Wildlife Disease Association
St. Augustine, Florida
By Merlin Tuttle
The Wildlife Disease Association hosted a panel discussion on vampire bats (Desmodus rotundus), their impact, status, and changing distribution on August 5, 2018. A panel of six speakers from Europe, Mexico, and the U.S. were invited to speak. In the lead-off, tone-setting presentation,
I outlined the global value of bats, with special emphasis on Latin America, then proceeded to discuss my decades of observations on vampire control and the enormous damage done when beneficial species are inadvertently targeted. I favored control limited to the vampires causing problems. However, I emphasized that vampire problems are two-fold. One of course involves feeding on livestock and occasionally humans. The other involves their potential impact in crowding other species out of already declining roosting options. The dramatic expansion of vampire populations due to livestock introduction is likely impacting many other bat species that are essential to healthy ecosystems.

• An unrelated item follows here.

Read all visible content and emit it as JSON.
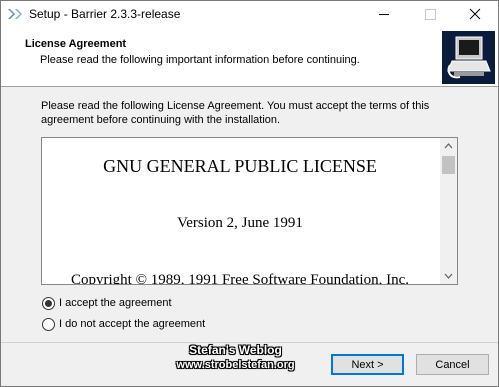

During my early bat surveys in remote rain forests inhabited only by aboriginal Indians, I rarely encountered vampire bats. In fact, I do not recall ever having seen a Yanomamo Indian bitten, despite their habit of sleeping nude in lean-to shelters without mosquito nets. I first encountered significant numbers of vampire bats where Indians under European influence were keeping chickens, pigs, or other livestock. My anecdotal observations indicated that humans first became substantial targets when they began keeping pigs or chickens. Vampires became accustomed to feeding on these, and when they were slaughtered for feasts, the hungry bats turned to humans. Later when ranchers sold livestock, again suddenly reducing the food supply, vampires whose numbers had grown to depend on their herds, turned to people.
Only three species of vampires exist. All live only in Latin America, and only one, the common vampire, poses a significant threat to human interests. More than 350 other species are highly beneficial, keeping insect populations in check, pollinating flowers, and dispersing seeds.